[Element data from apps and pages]

################

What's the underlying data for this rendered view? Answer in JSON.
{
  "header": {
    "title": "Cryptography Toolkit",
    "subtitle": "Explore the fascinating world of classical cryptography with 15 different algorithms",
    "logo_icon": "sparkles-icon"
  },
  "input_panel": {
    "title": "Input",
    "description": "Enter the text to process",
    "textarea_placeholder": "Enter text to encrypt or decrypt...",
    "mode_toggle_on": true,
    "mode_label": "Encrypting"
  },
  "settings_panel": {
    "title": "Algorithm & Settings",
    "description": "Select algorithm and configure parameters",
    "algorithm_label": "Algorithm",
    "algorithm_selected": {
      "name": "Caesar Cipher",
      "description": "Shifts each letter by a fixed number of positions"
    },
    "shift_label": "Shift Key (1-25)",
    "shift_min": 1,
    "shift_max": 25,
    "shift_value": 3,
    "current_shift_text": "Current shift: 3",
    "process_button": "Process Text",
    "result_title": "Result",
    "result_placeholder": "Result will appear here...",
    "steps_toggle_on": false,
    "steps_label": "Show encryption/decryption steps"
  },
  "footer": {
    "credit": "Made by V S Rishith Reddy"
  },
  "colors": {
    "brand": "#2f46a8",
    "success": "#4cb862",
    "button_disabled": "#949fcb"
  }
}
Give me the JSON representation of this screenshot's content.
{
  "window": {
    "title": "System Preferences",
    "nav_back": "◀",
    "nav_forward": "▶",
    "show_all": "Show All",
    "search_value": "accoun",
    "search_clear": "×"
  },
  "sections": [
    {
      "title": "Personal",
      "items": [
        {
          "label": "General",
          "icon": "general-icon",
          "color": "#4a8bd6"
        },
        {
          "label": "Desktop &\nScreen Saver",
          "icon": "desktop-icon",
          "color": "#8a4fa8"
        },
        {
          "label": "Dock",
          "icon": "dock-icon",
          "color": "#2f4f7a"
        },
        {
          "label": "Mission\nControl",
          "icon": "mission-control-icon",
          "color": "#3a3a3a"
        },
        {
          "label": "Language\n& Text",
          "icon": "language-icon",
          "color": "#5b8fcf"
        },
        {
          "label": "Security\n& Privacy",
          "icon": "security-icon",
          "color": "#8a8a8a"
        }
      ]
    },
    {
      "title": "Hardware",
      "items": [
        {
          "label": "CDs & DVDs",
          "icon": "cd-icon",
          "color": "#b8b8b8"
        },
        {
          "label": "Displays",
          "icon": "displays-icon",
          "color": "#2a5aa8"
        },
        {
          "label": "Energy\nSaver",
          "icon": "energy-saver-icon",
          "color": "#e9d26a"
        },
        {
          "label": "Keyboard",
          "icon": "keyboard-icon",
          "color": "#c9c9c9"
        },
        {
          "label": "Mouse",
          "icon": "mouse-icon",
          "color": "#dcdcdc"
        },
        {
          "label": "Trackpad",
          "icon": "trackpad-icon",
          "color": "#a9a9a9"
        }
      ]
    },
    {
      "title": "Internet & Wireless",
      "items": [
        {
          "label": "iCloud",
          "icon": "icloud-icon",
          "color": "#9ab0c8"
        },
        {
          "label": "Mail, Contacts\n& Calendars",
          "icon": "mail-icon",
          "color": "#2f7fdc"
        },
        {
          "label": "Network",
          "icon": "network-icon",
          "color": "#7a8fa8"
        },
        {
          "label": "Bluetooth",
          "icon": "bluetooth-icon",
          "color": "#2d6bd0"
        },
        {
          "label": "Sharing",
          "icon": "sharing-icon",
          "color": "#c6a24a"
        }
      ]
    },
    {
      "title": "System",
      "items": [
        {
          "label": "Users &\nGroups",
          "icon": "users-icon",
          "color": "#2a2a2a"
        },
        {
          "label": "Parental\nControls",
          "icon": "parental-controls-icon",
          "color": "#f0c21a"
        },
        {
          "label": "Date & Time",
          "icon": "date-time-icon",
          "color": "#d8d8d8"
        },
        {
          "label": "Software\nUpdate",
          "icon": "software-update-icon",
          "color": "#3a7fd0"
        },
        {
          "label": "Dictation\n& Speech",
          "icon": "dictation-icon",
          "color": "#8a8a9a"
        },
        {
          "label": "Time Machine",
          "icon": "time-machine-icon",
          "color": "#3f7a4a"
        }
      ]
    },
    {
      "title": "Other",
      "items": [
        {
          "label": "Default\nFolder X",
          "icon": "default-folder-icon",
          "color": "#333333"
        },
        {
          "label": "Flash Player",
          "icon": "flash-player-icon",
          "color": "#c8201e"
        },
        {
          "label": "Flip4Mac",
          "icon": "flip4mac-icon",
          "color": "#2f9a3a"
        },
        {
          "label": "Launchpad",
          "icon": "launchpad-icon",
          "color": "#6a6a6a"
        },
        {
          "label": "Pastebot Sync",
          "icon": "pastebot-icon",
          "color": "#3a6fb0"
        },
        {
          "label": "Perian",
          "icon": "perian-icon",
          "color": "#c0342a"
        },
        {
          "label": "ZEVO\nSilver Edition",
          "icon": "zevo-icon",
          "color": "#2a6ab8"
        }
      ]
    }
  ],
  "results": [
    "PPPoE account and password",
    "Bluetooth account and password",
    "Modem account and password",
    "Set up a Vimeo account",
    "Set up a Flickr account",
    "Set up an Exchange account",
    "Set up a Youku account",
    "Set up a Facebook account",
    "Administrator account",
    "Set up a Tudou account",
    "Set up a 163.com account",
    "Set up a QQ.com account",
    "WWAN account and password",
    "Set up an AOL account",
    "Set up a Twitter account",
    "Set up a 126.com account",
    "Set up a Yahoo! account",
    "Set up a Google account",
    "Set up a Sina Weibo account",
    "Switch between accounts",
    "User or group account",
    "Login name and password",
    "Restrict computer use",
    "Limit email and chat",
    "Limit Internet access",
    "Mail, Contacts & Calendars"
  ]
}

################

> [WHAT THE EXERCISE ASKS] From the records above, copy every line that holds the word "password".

> [WRITTEN RESPONSE]
    "PPPoE account and password",
    "Bluetooth account and password",
    "Modem account and password",
    "WWAN account and password",
    "Login name and password",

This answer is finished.